(RECORDS SHOWN begins)

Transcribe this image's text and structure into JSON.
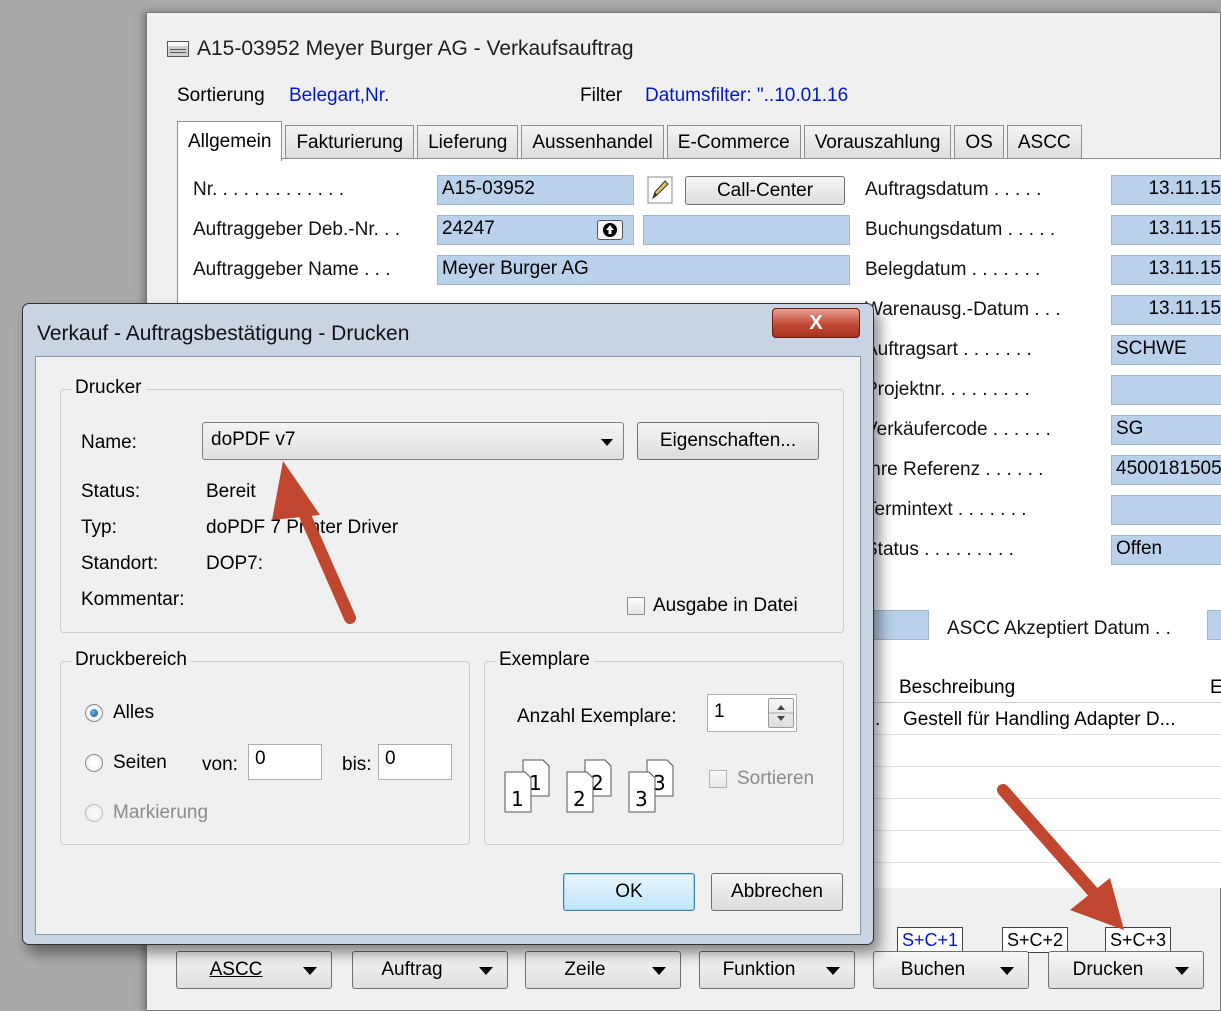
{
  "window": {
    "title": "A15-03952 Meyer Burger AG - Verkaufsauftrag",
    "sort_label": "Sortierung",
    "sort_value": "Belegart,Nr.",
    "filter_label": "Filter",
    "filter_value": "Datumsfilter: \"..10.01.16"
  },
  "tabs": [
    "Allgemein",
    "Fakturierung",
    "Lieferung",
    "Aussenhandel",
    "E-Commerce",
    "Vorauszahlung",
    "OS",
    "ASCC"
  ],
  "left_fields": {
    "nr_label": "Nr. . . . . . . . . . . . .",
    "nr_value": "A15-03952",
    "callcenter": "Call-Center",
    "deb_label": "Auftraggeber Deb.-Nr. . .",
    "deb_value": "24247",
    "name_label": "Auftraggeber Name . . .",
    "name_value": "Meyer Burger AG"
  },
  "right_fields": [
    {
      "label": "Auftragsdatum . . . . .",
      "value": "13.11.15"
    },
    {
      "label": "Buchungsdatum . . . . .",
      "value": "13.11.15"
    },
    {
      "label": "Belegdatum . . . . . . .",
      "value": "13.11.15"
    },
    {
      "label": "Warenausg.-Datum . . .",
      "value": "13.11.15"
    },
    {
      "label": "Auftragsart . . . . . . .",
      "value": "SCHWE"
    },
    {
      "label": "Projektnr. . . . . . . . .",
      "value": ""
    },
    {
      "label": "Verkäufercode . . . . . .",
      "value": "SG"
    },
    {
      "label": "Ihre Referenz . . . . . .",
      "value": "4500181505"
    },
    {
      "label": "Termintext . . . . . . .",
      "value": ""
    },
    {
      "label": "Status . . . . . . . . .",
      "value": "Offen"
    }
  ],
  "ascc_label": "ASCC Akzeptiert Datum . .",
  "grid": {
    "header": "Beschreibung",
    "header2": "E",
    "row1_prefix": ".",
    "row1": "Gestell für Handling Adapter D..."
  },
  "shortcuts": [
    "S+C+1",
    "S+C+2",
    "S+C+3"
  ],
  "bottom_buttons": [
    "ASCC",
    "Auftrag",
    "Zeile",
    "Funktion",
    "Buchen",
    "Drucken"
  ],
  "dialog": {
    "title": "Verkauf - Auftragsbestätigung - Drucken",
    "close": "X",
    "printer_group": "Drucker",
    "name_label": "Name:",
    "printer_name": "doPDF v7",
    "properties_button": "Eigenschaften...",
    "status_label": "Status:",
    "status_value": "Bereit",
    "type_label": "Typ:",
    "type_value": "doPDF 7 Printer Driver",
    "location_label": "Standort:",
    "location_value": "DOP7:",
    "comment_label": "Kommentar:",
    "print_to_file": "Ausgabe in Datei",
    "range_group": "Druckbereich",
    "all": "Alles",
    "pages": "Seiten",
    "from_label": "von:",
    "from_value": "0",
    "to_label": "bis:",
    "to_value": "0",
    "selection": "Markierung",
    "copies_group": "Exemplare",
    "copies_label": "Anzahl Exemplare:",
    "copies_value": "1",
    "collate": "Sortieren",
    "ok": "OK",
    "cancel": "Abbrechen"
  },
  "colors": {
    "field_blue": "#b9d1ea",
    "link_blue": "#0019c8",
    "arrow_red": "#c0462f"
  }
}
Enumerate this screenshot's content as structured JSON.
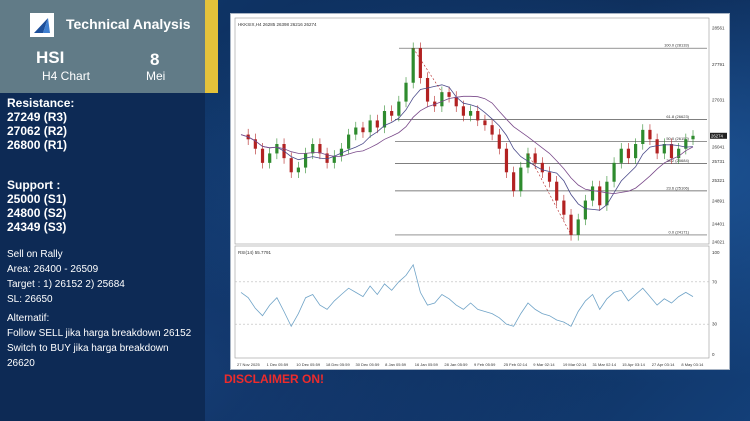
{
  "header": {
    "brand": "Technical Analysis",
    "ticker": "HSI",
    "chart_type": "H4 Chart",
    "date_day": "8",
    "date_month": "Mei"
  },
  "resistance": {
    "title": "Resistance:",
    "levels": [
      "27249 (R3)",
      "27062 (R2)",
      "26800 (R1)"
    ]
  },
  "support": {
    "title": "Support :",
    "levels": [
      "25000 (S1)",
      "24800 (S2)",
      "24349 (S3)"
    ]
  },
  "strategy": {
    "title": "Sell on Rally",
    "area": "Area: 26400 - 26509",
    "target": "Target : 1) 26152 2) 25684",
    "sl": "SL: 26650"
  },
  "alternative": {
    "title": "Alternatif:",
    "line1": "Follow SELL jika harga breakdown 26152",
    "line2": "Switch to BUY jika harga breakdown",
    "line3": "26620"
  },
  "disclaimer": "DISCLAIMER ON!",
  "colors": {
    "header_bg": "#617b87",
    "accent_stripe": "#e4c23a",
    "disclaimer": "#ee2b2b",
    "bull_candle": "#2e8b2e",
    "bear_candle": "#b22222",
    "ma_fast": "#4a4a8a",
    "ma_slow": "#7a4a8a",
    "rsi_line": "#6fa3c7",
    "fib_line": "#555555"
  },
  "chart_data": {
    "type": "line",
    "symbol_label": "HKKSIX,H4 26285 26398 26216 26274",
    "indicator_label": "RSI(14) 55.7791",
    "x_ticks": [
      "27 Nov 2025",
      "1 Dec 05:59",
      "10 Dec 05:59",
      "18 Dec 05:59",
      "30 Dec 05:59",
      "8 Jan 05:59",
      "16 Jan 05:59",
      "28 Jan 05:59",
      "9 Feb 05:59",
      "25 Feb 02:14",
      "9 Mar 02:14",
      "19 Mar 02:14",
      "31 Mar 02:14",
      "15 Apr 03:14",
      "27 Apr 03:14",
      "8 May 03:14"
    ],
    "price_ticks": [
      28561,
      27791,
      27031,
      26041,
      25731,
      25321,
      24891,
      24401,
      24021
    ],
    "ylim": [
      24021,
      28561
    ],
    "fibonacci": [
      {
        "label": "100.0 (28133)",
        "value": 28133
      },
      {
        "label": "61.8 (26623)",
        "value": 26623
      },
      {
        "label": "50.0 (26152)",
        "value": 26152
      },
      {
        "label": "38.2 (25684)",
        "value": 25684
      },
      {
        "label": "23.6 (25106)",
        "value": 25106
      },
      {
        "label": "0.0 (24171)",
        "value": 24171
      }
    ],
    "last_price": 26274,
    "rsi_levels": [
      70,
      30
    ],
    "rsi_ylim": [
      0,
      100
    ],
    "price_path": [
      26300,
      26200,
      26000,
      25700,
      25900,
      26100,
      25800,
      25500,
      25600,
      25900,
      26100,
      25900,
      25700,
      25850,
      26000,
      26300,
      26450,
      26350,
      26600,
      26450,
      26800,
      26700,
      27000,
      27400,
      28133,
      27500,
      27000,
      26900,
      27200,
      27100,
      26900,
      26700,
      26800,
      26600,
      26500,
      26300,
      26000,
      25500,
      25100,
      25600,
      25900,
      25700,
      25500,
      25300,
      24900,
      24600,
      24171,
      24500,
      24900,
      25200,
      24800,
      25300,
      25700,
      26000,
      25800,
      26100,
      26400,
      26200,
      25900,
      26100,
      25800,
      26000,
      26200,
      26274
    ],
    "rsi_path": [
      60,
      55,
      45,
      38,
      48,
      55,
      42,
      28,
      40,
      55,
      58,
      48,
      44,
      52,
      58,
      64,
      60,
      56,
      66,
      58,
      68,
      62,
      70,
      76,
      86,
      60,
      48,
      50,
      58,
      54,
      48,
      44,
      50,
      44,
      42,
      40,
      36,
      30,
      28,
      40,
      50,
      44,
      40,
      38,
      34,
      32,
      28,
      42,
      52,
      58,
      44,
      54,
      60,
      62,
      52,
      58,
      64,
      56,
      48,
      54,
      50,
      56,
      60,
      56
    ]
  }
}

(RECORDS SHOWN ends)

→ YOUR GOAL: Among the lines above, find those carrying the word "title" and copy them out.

→ TASK SOLUTION:
    "title": "A15-03952 Meyer Burger AG - Verkaufsauftrag",
    "title": "Verkauf - Auftragsbestätigung - Drucken",
    "title": "Resistance:",
    "title": "Support :",
    "title": "Sell on Rally",
    "title": "Alternatif:",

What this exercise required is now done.